(Interface dataset entries)
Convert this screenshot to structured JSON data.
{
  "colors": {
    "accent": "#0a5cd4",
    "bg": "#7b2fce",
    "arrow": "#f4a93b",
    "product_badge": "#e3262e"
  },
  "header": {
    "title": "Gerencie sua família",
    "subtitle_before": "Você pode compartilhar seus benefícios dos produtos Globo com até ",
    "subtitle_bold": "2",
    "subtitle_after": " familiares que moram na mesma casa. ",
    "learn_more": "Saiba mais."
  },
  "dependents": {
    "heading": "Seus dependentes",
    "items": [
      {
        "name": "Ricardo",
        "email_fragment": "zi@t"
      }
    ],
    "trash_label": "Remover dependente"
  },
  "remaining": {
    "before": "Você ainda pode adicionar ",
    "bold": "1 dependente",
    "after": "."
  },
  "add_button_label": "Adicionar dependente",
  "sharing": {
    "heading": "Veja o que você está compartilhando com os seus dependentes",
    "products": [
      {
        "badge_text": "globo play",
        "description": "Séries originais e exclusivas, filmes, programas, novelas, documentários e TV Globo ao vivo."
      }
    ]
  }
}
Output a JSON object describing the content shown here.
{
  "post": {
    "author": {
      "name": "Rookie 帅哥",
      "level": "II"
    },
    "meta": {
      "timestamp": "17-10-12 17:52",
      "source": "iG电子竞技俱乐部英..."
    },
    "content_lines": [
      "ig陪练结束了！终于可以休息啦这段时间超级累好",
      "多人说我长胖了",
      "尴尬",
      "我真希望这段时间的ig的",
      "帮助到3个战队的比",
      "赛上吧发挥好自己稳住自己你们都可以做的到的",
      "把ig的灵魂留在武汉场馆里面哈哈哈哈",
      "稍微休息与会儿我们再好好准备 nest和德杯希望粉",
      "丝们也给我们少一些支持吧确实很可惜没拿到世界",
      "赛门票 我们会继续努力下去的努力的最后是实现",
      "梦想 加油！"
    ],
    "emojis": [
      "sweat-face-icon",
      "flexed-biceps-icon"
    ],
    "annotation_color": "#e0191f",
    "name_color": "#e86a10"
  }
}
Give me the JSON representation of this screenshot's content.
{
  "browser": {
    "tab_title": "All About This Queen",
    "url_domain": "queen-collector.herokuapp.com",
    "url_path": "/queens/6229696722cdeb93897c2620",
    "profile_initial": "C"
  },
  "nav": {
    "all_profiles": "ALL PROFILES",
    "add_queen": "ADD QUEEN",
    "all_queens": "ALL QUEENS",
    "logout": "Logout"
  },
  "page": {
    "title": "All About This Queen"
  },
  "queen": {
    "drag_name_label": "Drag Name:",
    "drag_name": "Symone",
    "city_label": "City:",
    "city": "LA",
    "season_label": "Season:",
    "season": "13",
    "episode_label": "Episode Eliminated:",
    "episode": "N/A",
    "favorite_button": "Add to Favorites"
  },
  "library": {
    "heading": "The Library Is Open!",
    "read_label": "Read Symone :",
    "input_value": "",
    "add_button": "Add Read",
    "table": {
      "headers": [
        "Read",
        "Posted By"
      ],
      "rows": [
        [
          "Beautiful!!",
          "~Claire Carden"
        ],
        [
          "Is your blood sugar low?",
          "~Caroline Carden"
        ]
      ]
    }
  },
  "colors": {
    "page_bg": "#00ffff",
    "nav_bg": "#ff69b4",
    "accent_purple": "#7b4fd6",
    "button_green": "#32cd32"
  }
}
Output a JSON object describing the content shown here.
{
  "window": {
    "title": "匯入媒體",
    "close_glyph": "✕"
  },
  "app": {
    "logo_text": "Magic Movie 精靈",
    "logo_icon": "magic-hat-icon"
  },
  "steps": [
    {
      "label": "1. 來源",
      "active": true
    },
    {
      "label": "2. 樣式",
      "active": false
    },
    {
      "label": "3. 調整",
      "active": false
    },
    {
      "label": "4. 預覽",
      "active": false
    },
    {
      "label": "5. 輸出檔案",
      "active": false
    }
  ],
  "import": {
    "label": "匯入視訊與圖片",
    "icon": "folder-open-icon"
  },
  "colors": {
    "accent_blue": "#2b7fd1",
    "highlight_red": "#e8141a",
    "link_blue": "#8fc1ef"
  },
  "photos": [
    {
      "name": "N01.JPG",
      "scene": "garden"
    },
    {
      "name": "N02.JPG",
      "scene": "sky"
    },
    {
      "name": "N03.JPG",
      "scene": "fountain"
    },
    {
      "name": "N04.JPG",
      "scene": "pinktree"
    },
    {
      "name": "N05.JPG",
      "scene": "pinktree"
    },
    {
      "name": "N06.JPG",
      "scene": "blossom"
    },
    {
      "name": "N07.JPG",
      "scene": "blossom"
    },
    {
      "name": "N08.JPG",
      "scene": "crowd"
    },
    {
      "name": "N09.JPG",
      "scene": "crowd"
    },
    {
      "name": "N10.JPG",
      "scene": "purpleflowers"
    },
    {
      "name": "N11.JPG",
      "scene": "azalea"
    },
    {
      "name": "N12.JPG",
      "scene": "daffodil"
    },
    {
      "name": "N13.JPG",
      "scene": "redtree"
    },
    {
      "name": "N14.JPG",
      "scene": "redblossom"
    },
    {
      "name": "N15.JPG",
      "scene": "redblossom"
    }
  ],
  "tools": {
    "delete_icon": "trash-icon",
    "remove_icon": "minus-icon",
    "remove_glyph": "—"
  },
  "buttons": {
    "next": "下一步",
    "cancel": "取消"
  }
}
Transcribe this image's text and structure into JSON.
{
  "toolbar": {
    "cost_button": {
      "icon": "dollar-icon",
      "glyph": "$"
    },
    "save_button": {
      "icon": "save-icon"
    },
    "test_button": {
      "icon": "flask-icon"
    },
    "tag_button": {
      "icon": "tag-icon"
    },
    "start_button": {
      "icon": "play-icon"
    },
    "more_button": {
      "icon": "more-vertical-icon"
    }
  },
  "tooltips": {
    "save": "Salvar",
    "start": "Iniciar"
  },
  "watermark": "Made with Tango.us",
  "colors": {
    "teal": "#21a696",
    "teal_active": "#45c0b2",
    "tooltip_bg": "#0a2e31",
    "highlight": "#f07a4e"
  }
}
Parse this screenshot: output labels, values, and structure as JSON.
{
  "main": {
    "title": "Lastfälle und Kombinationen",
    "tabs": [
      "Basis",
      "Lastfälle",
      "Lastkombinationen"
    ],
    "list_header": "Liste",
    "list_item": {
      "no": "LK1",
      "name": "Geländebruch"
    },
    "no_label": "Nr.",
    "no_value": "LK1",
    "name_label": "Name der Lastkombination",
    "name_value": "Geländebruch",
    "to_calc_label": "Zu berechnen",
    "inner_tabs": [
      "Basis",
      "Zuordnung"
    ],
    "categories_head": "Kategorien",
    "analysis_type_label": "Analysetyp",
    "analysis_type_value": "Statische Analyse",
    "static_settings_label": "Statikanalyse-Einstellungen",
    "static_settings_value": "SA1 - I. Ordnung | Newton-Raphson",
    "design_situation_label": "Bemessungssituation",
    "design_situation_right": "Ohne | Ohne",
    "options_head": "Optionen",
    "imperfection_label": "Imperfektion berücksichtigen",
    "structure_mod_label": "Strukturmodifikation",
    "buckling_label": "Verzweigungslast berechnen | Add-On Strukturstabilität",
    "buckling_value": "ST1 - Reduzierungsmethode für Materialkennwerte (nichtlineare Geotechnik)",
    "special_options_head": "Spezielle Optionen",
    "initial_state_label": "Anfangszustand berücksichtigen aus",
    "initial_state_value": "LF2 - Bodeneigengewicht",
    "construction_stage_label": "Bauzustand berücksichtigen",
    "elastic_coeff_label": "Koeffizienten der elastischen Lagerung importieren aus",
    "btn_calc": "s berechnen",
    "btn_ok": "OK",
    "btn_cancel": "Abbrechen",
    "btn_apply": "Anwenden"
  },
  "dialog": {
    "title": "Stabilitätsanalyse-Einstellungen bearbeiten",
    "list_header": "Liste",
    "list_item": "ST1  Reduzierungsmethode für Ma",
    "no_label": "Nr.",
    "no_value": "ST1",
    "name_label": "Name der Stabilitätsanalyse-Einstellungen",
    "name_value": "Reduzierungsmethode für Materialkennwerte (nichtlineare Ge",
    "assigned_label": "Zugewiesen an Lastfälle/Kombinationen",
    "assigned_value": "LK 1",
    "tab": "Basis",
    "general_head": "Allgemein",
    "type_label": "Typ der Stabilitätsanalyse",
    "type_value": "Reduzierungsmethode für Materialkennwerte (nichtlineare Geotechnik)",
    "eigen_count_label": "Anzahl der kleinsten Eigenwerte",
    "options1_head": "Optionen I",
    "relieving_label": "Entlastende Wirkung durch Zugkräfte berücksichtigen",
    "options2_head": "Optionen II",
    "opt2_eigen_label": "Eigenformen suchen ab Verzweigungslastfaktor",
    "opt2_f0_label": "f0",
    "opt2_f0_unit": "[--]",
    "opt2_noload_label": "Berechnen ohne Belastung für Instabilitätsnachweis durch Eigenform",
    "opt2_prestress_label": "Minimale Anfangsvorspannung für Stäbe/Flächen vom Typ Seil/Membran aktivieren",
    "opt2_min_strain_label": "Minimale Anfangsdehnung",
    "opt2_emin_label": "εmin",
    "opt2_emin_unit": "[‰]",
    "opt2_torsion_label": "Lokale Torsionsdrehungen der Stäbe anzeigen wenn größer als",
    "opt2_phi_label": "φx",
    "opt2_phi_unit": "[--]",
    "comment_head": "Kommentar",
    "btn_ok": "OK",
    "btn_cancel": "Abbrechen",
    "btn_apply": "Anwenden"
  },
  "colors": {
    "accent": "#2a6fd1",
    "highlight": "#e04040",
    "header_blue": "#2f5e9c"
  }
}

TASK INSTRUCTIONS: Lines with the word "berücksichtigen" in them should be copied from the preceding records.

YOUR SOLUTION:
    "imperfection_label": "Imperfektion berücksichtigen",
    "initial_state_label": "Anfangszustand berücksichtigen aus",
    "construction_stage_label": "Bauzustand berücksichtigen",
    "relieving_label": "Entlastende Wirkung durch Zugkräfte berücksichtigen",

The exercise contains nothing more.